> _Aim of the task_: What you return should match every record exactly, with the images removed.

Excerpts from a dataset:

.....

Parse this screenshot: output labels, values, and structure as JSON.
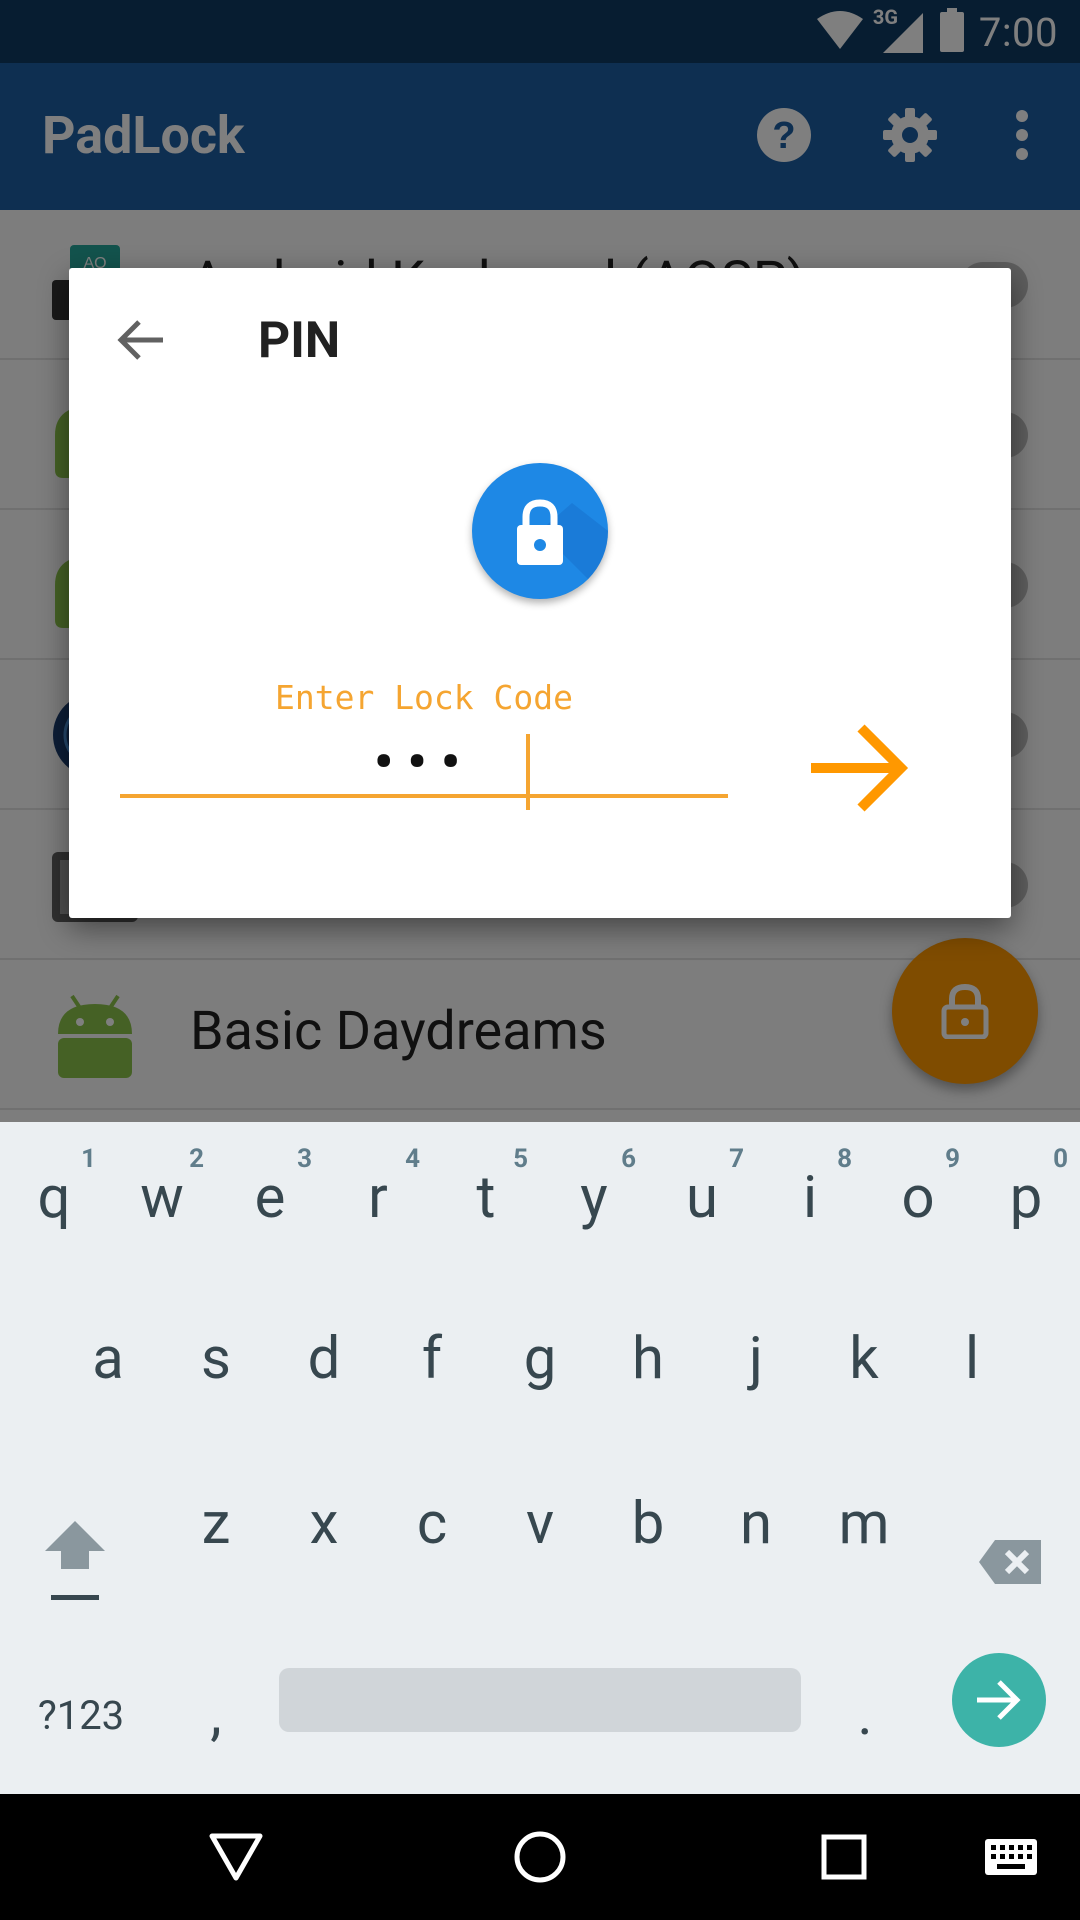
{
  "status_bar": {
    "time": "7:00",
    "network_label": "3G",
    "icons": [
      "wifi-icon",
      "cell-signal-icon",
      "battery-icon"
    ]
  },
  "app_bar": {
    "title": "PadLock",
    "actions": [
      "help-icon",
      "settings-gear-icon",
      "overflow-menu-icon"
    ]
  },
  "app_list": {
    "items": [
      {
        "label": "Android Keyboard (AOSP)",
        "icon": "aosp-keyboard-icon",
        "locked": false
      },
      {
        "label": "",
        "icon": "android-robot-icon",
        "locked": false
      },
      {
        "label": "",
        "icon": "android-robot-icon",
        "locked": false
      },
      {
        "label": "",
        "icon": "globe-app-icon",
        "locked": false
      },
      {
        "label": "",
        "icon": "device-app-icon",
        "locked": false
      },
      {
        "label": "Basic Daydreams",
        "icon": "android-robot-icon",
        "locked": false
      }
    ],
    "fab_icon": "lock-icon"
  },
  "dialog": {
    "title": "PIN",
    "back_icon": "back-arrow-icon",
    "lock_icon": "lock-icon",
    "field_label": "Enter Lock Code",
    "field_value": "•••",
    "submit_icon": "forward-arrow-icon",
    "accent": "#f5a531"
  },
  "keyboard": {
    "row1": [
      {
        "label": "q",
        "hint": "1"
      },
      {
        "label": "w",
        "hint": "2"
      },
      {
        "label": "e",
        "hint": "3"
      },
      {
        "label": "r",
        "hint": "4"
      },
      {
        "label": "t",
        "hint": "5"
      },
      {
        "label": "y",
        "hint": "6"
      },
      {
        "label": "u",
        "hint": "7"
      },
      {
        "label": "i",
        "hint": "8"
      },
      {
        "label": "o",
        "hint": "9"
      },
      {
        "label": "p",
        "hint": "0"
      }
    ],
    "row2": [
      "a",
      "s",
      "d",
      "f",
      "g",
      "h",
      "j",
      "k",
      "l"
    ],
    "row3": [
      "z",
      "x",
      "c",
      "v",
      "b",
      "n",
      "m"
    ],
    "symbols_label": "?123",
    "comma_label": ",",
    "period_label": ".",
    "enter_color": "#3db3a8"
  },
  "nav_bar": {
    "buttons": [
      "back-triangle-icon",
      "home-circle-icon",
      "recents-square-icon",
      "keyboard-switch-icon"
    ]
  }
}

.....

> _Output below_:
Parse this screenshot: output labels, values, and structure as JSON.
{
  "status_bar": {
    "time": "7:00",
    "network_label": "3G",
    "icons": [
      "wifi-icon",
      "cell-signal-icon",
      "battery-icon"
    ]
  },
  "app_bar": {
    "title": "PadLock",
    "actions": [
      "help-icon",
      "settings-gear-icon",
      "overflow-menu-icon"
    ]
  },
  "app_list": {
    "items": [
      {
        "label": "Android Keyboard (AOSP)",
        "icon": "aosp-keyboard-icon",
        "locked": false
      },
      {
        "label": "",
        "icon": "android-robot-icon",
        "locked": false
      },
      {
        "label": "",
        "icon": "android-robot-icon",
        "locked": false
      },
      {
        "label": "",
        "icon": "globe-app-icon",
        "locked": false
      },
      {
        "label": "",
        "icon": "device-app-icon",
        "locked": false
      },
      {
        "label": "Basic Daydreams",
        "icon": "android-robot-icon",
        "locked": false
      }
    ],
    "fab_icon": "lock-icon"
  },
  "dialog": {
    "title": "PIN",
    "back_icon": "back-arrow-icon",
    "lock_icon": "lock-icon",
    "field_label": "Enter Lock Code",
    "field_value": "•••",
    "submit_icon": "forward-arrow-icon",
    "accent": "#f5a531"
  },
  "keyboard": {
    "row1": [
      {
        "label": "q",
        "hint": "1"
      },
      {
        "label": "w",
        "hint": "2"
      },
      {
        "label": "e",
        "hint": "3"
      },
      {
        "label": "r",
        "hint": "4"
      },
      {
        "label": "t",
        "hint": "5"
      },
      {
        "label": "y",
        "hint": "6"
      },
      {
        "label": "u",
        "hint": "7"
      },
      {
        "label": "i",
        "hint": "8"
      },
      {
        "label": "o",
        "hint": "9"
      },
      {
        "label": "p",
        "hint": "0"
      }
    ],
    "row2": [
      "a",
      "s",
      "d",
      "f",
      "g",
      "h",
      "j",
      "k",
      "l"
    ],
    "row3": [
      "z",
      "x",
      "c",
      "v",
      "b",
      "n",
      "m"
    ],
    "symbols_label": "?123",
    "comma_label": ",",
    "period_label": ".",
    "enter_color": "#3db3a8"
  },
  "nav_bar": {
    "buttons": [
      "back-triangle-icon",
      "home-circle-icon",
      "recents-square-icon",
      "keyboard-switch-icon"
    ]
  }
}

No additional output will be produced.